State, as a bare number, how many lines below contain "initials".

▬▬▬▬▬▬

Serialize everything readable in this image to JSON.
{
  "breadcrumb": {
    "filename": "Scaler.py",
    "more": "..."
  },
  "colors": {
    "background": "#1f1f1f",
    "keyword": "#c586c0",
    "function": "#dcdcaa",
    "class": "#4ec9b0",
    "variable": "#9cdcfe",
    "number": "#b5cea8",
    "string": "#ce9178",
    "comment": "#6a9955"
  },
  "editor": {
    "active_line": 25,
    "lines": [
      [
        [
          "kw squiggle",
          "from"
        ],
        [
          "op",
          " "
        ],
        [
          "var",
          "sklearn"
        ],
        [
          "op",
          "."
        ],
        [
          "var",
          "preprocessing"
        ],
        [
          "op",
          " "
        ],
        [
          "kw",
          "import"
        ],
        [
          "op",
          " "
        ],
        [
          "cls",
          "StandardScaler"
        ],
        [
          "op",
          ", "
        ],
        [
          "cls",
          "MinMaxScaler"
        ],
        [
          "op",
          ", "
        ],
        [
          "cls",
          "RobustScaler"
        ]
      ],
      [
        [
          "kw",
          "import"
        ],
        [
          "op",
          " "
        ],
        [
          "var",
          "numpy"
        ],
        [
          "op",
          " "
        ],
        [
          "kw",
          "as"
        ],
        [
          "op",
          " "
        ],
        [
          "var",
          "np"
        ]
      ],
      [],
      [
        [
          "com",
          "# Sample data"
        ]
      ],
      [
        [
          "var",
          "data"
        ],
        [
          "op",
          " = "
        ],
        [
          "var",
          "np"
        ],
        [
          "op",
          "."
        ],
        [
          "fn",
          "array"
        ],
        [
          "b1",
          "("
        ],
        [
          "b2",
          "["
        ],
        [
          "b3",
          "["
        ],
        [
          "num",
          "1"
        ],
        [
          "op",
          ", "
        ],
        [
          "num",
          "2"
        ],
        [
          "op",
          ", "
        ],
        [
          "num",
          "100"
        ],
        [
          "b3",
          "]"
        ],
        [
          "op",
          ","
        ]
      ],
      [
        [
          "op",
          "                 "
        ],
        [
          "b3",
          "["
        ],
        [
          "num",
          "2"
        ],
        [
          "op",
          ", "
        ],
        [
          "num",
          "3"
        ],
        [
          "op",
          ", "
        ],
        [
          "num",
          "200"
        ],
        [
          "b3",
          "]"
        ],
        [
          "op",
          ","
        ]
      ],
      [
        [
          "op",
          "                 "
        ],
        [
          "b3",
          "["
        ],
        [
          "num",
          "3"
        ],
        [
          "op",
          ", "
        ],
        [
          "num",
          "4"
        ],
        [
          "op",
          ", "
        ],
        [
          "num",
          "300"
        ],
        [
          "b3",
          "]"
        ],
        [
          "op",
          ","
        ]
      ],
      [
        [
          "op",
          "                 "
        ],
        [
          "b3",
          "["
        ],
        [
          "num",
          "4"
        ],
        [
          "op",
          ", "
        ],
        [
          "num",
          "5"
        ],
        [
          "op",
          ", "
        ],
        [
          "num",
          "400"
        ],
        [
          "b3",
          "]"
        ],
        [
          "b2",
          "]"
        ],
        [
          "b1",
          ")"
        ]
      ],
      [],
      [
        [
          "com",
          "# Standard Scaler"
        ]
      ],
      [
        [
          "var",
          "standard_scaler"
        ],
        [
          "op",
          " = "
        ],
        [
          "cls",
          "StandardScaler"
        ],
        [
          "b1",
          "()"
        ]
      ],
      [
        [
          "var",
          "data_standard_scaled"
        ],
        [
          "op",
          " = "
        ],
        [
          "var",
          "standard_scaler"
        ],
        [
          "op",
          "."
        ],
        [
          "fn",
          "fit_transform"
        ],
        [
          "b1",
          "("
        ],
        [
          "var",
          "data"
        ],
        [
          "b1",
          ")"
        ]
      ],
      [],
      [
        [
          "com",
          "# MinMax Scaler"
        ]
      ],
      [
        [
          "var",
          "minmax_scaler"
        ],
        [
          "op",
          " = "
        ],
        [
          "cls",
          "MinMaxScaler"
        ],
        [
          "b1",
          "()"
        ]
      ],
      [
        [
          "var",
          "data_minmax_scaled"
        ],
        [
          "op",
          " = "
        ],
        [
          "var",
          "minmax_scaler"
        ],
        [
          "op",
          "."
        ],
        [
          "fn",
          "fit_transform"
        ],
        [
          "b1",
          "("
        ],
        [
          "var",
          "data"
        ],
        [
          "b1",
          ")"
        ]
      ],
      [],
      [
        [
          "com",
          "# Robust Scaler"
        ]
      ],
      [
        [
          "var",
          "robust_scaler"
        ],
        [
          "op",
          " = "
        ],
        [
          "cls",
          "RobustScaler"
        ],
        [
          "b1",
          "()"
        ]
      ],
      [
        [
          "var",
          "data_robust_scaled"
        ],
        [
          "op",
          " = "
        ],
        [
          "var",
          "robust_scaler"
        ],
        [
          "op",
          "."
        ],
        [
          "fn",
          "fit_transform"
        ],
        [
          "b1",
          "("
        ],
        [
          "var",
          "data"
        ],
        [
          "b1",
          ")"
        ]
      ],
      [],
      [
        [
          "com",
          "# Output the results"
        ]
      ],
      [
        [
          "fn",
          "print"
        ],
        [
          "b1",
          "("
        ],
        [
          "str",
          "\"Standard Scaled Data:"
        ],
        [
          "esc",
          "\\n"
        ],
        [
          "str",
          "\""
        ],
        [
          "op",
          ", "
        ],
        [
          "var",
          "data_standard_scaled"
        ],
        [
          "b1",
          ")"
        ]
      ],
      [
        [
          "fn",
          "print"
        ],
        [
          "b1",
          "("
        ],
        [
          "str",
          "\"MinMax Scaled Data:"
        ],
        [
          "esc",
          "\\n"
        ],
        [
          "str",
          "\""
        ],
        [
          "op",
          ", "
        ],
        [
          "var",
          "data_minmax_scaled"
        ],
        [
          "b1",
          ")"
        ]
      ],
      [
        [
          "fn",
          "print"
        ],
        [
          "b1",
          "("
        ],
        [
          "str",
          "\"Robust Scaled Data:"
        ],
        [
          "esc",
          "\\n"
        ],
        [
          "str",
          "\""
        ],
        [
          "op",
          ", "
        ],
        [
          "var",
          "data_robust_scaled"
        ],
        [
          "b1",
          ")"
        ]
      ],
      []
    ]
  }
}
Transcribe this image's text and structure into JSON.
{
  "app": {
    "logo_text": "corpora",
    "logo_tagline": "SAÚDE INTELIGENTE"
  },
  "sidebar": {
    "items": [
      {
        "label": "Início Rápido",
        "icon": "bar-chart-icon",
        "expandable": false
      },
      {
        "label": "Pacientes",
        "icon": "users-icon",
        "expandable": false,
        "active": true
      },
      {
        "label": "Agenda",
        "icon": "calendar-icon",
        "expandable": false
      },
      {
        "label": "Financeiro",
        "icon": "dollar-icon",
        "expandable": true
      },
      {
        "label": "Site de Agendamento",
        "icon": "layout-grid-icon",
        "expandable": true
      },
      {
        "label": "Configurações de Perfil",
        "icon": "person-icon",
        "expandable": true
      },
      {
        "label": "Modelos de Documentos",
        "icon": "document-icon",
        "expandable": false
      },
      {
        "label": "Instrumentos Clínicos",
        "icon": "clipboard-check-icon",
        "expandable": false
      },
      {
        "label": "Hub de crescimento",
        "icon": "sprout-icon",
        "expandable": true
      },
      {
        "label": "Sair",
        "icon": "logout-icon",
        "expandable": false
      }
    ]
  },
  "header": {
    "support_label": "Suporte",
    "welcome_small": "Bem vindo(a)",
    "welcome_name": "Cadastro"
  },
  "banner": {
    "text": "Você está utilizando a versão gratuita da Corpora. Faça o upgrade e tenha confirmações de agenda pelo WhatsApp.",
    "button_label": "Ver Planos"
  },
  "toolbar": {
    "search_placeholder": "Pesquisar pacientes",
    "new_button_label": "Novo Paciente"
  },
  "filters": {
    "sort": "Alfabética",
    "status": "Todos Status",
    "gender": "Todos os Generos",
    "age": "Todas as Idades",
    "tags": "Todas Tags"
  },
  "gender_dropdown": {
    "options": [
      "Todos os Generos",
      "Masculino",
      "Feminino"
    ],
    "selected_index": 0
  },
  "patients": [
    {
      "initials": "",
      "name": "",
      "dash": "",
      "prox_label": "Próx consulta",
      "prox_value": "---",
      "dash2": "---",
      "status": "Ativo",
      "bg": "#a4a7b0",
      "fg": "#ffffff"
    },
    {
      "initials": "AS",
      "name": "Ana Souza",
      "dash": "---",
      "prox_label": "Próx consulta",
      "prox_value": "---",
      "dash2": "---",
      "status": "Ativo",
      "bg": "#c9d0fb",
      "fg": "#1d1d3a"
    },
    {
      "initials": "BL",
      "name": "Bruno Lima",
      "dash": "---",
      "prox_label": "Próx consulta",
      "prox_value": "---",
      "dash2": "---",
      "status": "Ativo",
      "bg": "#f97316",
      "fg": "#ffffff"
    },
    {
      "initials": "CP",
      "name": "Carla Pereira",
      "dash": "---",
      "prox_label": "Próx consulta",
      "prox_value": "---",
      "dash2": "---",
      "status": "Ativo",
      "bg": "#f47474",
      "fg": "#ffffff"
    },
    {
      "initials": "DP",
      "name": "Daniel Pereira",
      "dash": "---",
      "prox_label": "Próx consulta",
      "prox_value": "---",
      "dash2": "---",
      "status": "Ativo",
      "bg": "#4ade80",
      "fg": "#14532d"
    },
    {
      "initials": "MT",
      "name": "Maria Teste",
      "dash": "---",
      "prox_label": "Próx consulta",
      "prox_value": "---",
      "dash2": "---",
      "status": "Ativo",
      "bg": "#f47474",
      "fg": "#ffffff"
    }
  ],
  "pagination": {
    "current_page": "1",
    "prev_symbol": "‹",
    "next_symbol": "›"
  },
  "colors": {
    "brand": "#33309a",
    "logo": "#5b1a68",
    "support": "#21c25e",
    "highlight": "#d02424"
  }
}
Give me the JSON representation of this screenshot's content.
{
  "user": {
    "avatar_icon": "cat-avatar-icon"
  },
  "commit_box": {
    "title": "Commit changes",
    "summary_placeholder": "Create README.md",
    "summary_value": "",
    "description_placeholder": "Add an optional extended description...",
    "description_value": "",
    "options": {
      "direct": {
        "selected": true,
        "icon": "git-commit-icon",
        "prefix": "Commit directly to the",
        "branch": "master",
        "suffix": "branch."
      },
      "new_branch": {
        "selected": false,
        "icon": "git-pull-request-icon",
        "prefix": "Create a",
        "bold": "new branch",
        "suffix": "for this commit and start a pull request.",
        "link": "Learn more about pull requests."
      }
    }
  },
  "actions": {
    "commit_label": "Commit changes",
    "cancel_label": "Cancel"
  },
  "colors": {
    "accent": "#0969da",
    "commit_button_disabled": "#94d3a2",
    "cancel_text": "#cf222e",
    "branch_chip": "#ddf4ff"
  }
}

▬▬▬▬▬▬

◆ **OUTPUT FOR THIS TASK**
6